Hello my fellow sf fans! Just in case anyone was wondering, I’m still alive and kicking. You may have noticed I haven’t posted anything in a couple of months. Actually, I haven’t been online much, and haven’t even been reading much lately. There are several reasons for this, but I won’t bore you with the nitty gritty details of my life. All that matters is that I’m going to try and get back into the swing of things now. Never fear, I still have a couple of shelves of books awaiting my attentions, and I just came from the bookstore with more. I’ll get some full reviews going again soon. For now, let me just quickly dispose of a couple of items from a few months back:
Title: The Dark Light-Years
Author: Brian Aldiss
Rating: 2 out of 5 stars
This book starts with a premise that I generally admire — that communication with alien species will likely be far more difficult than anyone imagines. The mindset and cultural foundations of the Utod are so utterly alien that humanity can’t bridge the gap; after all, the Utod wallow in their own excrement and consider it one of the good things in life. However, Aldiss does very little to explore or develop the premise in any interesting way, and the story and characters fall completely flat.
Title: Planet of the Apes
Author: Pierre Boulle
Rating: 3 out of 5 stars
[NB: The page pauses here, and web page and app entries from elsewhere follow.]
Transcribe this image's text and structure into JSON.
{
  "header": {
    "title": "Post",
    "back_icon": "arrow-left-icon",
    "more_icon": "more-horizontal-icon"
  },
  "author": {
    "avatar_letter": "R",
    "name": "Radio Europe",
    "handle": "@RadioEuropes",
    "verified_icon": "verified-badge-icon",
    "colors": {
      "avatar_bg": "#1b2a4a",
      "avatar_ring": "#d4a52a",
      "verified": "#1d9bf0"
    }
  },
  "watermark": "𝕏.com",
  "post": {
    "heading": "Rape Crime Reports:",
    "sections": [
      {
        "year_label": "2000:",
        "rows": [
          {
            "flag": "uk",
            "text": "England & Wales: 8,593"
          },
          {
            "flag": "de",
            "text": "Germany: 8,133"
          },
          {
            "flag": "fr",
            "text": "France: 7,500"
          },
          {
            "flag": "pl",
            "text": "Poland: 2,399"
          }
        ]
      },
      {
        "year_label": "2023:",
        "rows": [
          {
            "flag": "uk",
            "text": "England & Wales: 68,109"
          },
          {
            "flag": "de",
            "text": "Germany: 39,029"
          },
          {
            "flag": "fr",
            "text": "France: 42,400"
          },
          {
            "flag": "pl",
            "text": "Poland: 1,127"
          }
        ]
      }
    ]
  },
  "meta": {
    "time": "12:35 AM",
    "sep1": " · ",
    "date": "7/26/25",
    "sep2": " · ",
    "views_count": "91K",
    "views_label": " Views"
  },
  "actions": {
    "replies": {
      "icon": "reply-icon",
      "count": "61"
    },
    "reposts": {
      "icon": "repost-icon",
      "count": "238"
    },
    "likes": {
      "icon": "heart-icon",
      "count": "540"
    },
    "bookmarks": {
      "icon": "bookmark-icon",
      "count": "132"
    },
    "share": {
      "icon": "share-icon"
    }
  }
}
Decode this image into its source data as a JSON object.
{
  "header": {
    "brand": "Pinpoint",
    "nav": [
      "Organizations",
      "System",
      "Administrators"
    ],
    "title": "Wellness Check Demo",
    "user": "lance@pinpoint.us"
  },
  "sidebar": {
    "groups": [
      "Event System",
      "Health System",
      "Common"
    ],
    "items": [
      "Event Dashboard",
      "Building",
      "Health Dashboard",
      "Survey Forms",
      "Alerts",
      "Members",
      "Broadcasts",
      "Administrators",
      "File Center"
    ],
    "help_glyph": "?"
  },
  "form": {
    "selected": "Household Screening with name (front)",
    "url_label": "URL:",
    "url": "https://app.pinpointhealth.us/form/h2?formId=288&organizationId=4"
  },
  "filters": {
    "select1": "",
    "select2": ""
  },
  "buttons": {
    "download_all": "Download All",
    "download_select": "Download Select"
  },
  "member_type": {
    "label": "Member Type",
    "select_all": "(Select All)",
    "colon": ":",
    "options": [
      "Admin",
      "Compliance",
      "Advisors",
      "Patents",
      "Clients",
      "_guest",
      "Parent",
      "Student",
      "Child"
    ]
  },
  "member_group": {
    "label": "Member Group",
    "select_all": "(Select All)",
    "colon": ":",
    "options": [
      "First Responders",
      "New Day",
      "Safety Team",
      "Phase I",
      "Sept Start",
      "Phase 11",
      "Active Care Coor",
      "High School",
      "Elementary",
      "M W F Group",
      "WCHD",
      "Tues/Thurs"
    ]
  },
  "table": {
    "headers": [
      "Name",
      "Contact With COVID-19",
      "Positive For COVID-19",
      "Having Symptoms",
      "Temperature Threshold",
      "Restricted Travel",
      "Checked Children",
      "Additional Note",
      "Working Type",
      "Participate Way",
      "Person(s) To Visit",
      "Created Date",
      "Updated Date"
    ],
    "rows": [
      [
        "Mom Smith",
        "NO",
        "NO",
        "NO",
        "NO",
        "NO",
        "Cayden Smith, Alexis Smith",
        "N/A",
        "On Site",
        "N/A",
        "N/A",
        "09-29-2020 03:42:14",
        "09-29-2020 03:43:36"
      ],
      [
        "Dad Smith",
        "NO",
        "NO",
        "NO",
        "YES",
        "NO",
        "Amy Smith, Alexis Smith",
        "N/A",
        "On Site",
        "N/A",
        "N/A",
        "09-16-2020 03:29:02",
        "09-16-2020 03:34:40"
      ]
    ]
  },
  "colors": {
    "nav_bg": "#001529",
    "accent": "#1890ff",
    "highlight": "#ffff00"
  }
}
After seeing the movie so many times, I thought I’d check out the source and see how they compare. I have to say the book is better, though perhaps not by a wide margin. One of the central points — that humanity is not as distinct from the other animals as most would like to think — is made more clearly in the book (especially in the stock exchange scene). The movie focused more on the other main theme, that of another species taking over after humanity destroys itself. Both forms of this classic story have their strengths, and I’d recommend the book to anyone who hasn’t had the pleasure.